_Data for processing_
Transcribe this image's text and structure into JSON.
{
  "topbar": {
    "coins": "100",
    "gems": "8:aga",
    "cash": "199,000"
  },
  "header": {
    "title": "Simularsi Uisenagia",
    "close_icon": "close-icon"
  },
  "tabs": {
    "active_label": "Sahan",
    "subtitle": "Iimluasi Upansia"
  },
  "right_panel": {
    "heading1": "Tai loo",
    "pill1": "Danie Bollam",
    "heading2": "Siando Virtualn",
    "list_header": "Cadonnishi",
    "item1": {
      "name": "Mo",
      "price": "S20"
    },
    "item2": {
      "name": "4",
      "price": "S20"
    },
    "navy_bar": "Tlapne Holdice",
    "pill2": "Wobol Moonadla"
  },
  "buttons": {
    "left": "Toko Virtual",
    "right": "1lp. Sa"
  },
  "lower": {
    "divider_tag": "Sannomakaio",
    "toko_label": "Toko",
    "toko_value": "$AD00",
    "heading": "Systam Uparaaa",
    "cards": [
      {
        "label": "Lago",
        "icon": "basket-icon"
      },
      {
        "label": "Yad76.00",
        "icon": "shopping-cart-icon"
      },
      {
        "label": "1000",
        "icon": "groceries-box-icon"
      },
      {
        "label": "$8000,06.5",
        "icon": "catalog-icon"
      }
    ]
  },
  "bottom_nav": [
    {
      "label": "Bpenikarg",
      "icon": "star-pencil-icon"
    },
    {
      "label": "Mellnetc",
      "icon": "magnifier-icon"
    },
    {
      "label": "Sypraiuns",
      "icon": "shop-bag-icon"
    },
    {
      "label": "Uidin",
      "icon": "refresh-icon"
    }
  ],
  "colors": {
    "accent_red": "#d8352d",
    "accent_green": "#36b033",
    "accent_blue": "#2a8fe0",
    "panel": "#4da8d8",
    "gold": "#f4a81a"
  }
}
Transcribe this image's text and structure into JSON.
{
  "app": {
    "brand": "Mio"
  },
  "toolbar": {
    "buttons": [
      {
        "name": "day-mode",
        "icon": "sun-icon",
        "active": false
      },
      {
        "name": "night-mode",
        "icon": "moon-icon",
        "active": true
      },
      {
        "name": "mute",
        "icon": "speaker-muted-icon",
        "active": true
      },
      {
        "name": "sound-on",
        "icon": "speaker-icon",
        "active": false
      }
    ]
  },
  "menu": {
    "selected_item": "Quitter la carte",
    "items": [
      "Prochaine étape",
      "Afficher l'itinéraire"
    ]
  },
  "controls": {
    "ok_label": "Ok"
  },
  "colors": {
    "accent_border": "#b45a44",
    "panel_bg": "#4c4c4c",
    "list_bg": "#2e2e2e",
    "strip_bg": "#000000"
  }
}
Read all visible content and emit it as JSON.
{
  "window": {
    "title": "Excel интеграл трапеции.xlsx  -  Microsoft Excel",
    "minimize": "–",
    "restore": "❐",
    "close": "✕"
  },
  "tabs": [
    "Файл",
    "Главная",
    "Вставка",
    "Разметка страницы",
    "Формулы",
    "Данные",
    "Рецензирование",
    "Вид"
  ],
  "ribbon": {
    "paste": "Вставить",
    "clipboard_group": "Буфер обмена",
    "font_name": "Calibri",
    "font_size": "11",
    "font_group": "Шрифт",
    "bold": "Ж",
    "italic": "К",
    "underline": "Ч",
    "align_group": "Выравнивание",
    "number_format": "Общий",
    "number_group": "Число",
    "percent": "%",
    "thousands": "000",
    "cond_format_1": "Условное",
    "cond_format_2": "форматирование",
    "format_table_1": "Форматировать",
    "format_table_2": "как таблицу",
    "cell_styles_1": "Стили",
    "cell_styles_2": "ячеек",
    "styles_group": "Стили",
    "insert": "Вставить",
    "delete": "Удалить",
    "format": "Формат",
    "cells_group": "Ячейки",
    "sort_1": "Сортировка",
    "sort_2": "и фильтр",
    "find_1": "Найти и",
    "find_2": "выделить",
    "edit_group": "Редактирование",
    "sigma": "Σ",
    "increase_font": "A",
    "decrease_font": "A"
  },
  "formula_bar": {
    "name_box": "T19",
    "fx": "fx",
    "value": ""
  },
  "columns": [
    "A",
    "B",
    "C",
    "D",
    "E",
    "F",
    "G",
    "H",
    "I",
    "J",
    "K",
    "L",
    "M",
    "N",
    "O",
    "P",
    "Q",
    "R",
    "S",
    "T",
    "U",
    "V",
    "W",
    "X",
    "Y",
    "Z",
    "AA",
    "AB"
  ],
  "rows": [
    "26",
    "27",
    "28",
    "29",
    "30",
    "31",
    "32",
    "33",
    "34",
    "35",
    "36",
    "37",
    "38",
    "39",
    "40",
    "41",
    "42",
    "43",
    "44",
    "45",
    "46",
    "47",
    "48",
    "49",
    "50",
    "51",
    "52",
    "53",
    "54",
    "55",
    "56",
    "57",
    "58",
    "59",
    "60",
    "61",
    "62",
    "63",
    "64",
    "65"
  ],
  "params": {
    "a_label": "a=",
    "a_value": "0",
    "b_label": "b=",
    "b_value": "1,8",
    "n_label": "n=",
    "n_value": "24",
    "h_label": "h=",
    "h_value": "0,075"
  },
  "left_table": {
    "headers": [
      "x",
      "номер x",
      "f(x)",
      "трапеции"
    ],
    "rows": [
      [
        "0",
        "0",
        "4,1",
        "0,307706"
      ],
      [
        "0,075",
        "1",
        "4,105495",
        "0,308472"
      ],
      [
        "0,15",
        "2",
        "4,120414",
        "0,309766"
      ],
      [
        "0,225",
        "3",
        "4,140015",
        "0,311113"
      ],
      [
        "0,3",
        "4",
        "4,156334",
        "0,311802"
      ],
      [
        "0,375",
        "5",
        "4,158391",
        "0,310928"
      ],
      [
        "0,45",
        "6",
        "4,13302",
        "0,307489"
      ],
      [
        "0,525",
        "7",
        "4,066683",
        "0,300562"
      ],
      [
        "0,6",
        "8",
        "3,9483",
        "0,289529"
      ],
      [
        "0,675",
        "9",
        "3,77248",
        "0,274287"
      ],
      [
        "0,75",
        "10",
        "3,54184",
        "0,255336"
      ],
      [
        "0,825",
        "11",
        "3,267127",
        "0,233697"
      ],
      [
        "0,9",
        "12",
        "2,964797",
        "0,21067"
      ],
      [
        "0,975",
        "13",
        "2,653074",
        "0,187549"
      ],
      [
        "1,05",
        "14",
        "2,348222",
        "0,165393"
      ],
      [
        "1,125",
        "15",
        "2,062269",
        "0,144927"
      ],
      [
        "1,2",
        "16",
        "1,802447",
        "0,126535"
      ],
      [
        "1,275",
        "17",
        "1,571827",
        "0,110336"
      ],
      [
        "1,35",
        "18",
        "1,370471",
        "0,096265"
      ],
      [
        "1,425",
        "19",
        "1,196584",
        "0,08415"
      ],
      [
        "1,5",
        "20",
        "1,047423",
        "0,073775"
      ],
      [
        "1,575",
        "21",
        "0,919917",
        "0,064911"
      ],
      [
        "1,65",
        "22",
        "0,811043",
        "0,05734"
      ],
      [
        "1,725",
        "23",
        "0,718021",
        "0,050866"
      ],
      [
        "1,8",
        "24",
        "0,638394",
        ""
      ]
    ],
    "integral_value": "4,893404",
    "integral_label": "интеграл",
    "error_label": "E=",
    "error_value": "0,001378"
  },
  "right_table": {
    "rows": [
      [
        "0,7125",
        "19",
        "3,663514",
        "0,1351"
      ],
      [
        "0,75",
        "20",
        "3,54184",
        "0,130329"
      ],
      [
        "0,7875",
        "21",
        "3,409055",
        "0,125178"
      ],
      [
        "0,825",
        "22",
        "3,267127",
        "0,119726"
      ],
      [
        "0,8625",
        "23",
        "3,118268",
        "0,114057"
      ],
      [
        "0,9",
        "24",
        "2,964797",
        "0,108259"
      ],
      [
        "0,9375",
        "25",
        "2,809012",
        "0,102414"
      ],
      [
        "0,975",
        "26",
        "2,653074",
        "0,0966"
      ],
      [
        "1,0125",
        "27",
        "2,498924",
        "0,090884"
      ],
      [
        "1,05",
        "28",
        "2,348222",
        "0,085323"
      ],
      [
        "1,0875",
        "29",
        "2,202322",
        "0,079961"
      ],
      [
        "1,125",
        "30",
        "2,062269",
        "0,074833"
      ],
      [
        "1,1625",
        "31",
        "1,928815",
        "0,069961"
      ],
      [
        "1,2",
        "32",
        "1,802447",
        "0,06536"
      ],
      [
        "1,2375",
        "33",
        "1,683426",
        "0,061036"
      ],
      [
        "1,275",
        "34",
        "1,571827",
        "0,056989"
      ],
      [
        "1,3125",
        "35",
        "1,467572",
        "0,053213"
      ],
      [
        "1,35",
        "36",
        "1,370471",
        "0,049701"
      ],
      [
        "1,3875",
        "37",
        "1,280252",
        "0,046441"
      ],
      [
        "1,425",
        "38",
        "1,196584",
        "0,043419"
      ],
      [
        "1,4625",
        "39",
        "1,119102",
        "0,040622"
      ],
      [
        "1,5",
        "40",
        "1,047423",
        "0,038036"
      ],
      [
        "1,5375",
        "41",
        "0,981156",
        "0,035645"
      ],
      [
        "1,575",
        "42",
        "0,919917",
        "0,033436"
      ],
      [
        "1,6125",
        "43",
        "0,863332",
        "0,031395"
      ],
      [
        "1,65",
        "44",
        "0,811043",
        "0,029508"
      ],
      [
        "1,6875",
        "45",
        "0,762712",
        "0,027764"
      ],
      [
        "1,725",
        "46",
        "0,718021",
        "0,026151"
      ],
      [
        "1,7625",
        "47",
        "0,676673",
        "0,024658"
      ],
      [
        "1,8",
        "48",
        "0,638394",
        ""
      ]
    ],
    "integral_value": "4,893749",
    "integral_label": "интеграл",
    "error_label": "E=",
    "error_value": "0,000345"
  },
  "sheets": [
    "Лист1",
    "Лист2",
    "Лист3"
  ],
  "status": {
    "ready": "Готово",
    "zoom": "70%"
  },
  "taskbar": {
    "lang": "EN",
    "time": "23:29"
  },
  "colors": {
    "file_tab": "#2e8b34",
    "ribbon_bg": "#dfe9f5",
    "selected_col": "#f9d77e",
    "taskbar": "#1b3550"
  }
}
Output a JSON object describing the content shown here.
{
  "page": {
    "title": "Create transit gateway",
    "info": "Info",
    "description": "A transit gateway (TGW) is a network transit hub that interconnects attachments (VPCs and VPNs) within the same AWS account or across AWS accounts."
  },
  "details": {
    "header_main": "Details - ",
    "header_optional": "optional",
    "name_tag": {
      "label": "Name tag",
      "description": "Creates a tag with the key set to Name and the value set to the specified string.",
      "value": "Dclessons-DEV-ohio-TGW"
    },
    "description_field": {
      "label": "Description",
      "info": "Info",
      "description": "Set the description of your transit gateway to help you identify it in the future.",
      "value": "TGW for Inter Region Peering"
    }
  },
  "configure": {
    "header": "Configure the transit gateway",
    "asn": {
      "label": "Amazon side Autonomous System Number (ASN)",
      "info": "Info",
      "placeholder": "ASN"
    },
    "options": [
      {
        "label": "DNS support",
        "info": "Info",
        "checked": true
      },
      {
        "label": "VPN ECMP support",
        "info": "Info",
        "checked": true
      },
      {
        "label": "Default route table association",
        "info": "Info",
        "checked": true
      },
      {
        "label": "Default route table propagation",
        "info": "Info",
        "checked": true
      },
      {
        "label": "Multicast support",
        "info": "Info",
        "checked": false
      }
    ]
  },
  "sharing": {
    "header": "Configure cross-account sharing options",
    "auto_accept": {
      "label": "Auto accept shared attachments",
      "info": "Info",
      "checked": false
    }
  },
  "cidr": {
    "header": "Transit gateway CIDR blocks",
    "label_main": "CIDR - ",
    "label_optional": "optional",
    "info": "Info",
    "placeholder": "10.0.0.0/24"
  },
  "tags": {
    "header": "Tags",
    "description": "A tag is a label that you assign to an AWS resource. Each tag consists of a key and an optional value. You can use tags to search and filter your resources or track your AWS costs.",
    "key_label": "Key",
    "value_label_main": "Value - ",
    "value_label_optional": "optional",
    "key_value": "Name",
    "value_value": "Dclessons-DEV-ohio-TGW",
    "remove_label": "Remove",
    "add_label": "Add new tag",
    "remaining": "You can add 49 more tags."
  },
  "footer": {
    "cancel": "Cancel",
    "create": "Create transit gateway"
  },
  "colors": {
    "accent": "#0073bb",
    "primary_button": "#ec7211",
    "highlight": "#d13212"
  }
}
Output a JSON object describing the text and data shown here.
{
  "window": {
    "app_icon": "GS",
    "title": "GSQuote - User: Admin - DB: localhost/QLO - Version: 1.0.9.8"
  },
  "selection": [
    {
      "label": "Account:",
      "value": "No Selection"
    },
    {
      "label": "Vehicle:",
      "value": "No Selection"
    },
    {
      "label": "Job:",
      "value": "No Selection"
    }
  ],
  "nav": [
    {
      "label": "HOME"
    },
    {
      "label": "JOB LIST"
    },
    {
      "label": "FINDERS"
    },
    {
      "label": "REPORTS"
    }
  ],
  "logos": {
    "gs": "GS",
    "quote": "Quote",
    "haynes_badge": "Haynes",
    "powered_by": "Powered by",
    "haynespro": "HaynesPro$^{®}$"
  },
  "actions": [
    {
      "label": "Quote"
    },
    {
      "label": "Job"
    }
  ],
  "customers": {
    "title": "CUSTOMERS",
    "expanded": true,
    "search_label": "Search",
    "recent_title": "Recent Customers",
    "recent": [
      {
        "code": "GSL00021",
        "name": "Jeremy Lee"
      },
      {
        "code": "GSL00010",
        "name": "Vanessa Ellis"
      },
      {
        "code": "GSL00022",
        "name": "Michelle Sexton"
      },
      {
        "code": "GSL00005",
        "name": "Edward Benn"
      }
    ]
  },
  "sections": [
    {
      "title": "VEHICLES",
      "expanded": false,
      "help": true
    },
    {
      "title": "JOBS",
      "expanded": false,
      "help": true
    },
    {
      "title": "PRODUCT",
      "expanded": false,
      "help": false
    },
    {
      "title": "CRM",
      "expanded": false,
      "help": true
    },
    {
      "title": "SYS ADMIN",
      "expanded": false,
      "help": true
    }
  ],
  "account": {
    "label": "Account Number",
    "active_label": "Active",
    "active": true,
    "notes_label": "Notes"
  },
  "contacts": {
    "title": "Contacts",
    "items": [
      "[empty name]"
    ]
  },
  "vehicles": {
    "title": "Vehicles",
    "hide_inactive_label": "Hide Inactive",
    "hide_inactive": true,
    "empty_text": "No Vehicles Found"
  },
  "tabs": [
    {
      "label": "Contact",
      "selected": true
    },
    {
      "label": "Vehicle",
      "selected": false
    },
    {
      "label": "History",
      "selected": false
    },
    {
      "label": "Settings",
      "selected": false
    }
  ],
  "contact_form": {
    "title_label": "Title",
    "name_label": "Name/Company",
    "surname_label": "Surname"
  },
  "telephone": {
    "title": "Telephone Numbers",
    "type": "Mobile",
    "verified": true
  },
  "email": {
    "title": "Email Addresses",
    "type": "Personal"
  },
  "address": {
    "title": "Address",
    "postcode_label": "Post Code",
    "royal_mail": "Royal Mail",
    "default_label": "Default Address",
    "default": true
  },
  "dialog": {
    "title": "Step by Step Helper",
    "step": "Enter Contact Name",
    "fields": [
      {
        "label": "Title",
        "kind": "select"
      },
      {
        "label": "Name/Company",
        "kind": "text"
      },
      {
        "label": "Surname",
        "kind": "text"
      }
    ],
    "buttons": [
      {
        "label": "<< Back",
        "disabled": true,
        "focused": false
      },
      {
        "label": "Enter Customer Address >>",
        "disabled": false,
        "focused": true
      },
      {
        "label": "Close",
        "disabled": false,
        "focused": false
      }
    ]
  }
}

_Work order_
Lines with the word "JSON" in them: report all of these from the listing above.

_Reply_
Transcribe this image's text and structure into JSON.
Transcribe this image's text and structure into JSON.
Read all visible content and emit it as JSON.
Output a JSON object describing the content shown here.
Output a JSON object describing the text and data shown here.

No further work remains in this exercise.